Start of TASK MATERIAL

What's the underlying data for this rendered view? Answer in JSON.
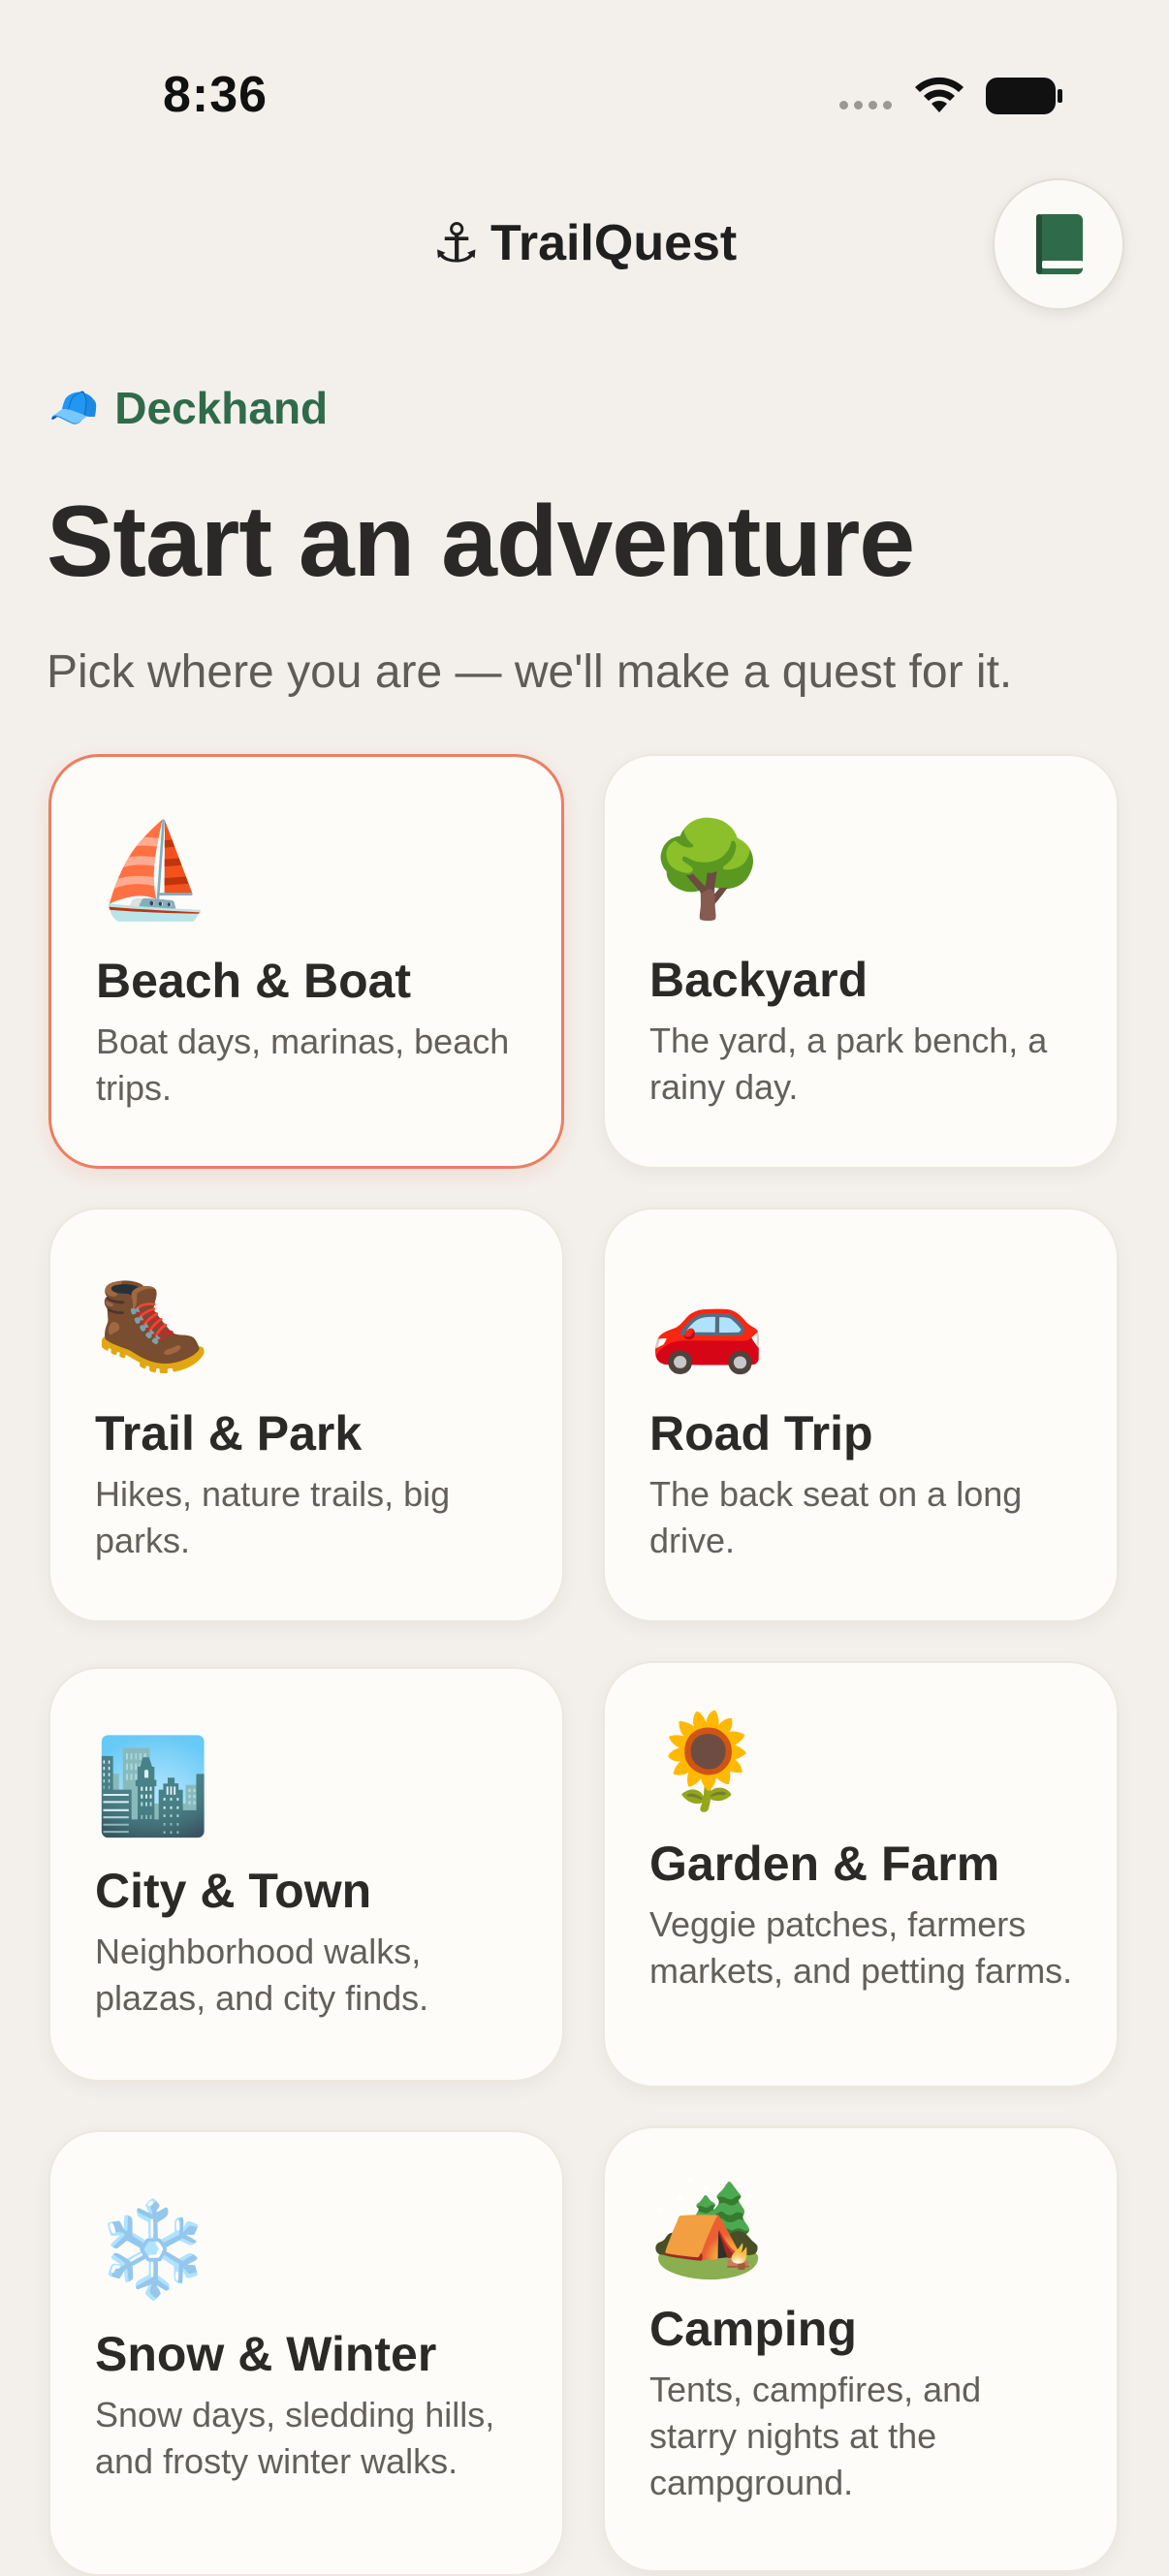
{
  "status": {
    "time": "8:36"
  },
  "header": {
    "anchor_emoji": "⚓",
    "app_title": "TrailQuest"
  },
  "rank": {
    "emoji": "🧢",
    "label": "Deckhand"
  },
  "hero": {
    "title": "Start an adventure",
    "subtitle": "Pick where you are — we'll make a quest for it."
  },
  "cards": [
    {
      "emoji": "⛵",
      "title": "Beach & Boat",
      "desc": "Boat days, marinas, beach trips.",
      "selected": true
    },
    {
      "emoji": "🌳",
      "title": "Backyard",
      "desc": "The yard, a park bench, a rainy day."
    },
    {
      "emoji": "🥾",
      "title": "Trail & Park",
      "desc": "Hikes, nature trails, big parks."
    },
    {
      "emoji": "🚗",
      "title": "Road Trip",
      "desc": "The back seat on a long drive."
    },
    {
      "emoji": "🏙️",
      "title": "City & Town",
      "desc": "Neighborhood walks, plazas, and city finds."
    },
    {
      "emoji": "🌻",
      "title": "Garden & Farm",
      "desc": "Veggie patches, farmers markets, and petting farms."
    },
    {
      "emoji": "❄️",
      "title": "Snow & Winter",
      "desc": "Snow days, sledding hills, and frosty winter walks."
    },
    {
      "emoji": "🏕️",
      "title": "Camping",
      "desc": "Tents, campfires, and starry nights at the campground."
    }
  ],
  "colors": {
    "accent_green": "#2f6b4a",
    "selected_border": "#ec7e63",
    "background": "#f3f0eb"
  },
  "icons": {
    "book_button": "book-icon"
  }
}
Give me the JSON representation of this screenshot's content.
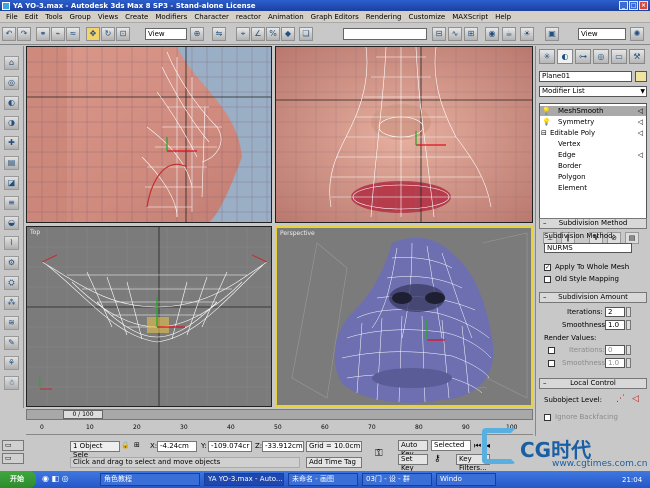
{
  "window": {
    "title": "YA YO-3.max - Autodesk 3ds Max 8 SP3  - Stand-alone License"
  },
  "menu": [
    "File",
    "Edit",
    "Tools",
    "Group",
    "Views",
    "Create",
    "Modifiers",
    "Character",
    "reactor",
    "Animation",
    "Graph Editors",
    "Rendering",
    "Customize",
    "MAXScript",
    "Help"
  ],
  "toolbar": {
    "view_select": "View",
    "view_select_right": "View"
  },
  "viewports": {
    "top_label": "Top",
    "persp_label": "Perspective"
  },
  "command_panel": {
    "object_name": "Plane01",
    "object_color": "#f0e4a0",
    "modifier_list": "Modifier List",
    "stack": [
      "MeshSmooth",
      "Symmetry",
      "Editable Poly",
      "Vertex",
      "Edge",
      "Border",
      "Polygon",
      "Element"
    ],
    "subdivision_method_title": "Subdivision Method",
    "subdivision_method_label": "Subdivision Method:",
    "subdivision_method_value": "NURMS",
    "apply_whole_mesh": "Apply To Whole Mesh",
    "old_style_mapping": "Old Style Mapping",
    "subdivision_amount_title": "Subdivision Amount",
    "iterations_label": "Iterations:",
    "iterations_value": "2",
    "smoothness_label": "Smoothness:",
    "smoothness_value": "1.0",
    "render_values_label": "Render Values:",
    "render_iterations_label": "Iterations:",
    "render_iterations_value": "0",
    "render_smoothness_label": "Smoothness:",
    "render_smoothness_value": "1.0",
    "local_control_title": "Local Control",
    "subobject_level_label": "Subobject Level:",
    "ignore_backfacing": "Ignore Backfacing"
  },
  "timeline": {
    "frame": "0 / 100",
    "ticks": [
      "0",
      "10",
      "20",
      "30",
      "40",
      "50",
      "60",
      "70",
      "80",
      "90",
      "100"
    ]
  },
  "status": {
    "selection": "1 Object Sele",
    "x_label": "X:",
    "x_value": "-4.24cm",
    "y_label": "Y:",
    "y_value": "-109.074cr",
    "z_label": "Z:",
    "z_value": "-33.912cm",
    "grid": "Grid = 10.0cm",
    "prompt": "Click and drag to select and move objects",
    "add_time_tag": "Add Time Tag",
    "auto_key": "Auto Key",
    "selected": "Selected",
    "set_key": "Set Key",
    "key_filters": "Key Filters..."
  },
  "watermark": {
    "brand": "CG时代",
    "url": "www.cgtimes.com.cn"
  },
  "taskbar": {
    "start": "开始",
    "tasks": [
      "角色教程",
      "YA YO-3.max - Auto...",
      "未命名 - 画图",
      "03门 - 设 - 群",
      "Windo"
    ],
    "clock": "21:04"
  }
}
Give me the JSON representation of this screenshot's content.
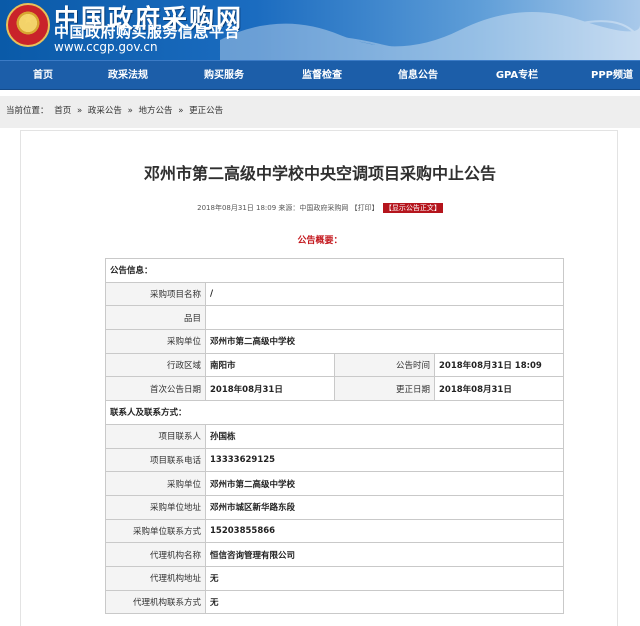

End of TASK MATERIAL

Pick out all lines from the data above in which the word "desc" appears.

» EXPECTED ANSWER:
      "desc": "Boat days, marinas, beach trips.",
      "desc": "The yard, a park bench, a rainy day."
      "desc": "Hikes, nature trails, big parks."
      "desc": "The back seat on a long drive."
      "desc": "Neighborhood walks, plazas, and city finds."
      "desc": "Veggie patches, farmers markets, and petting farms."
      "desc": "Snow days, sledding hills, and frosty winter walks."
      "desc": "Tents, campfires, and starry nights at the campground."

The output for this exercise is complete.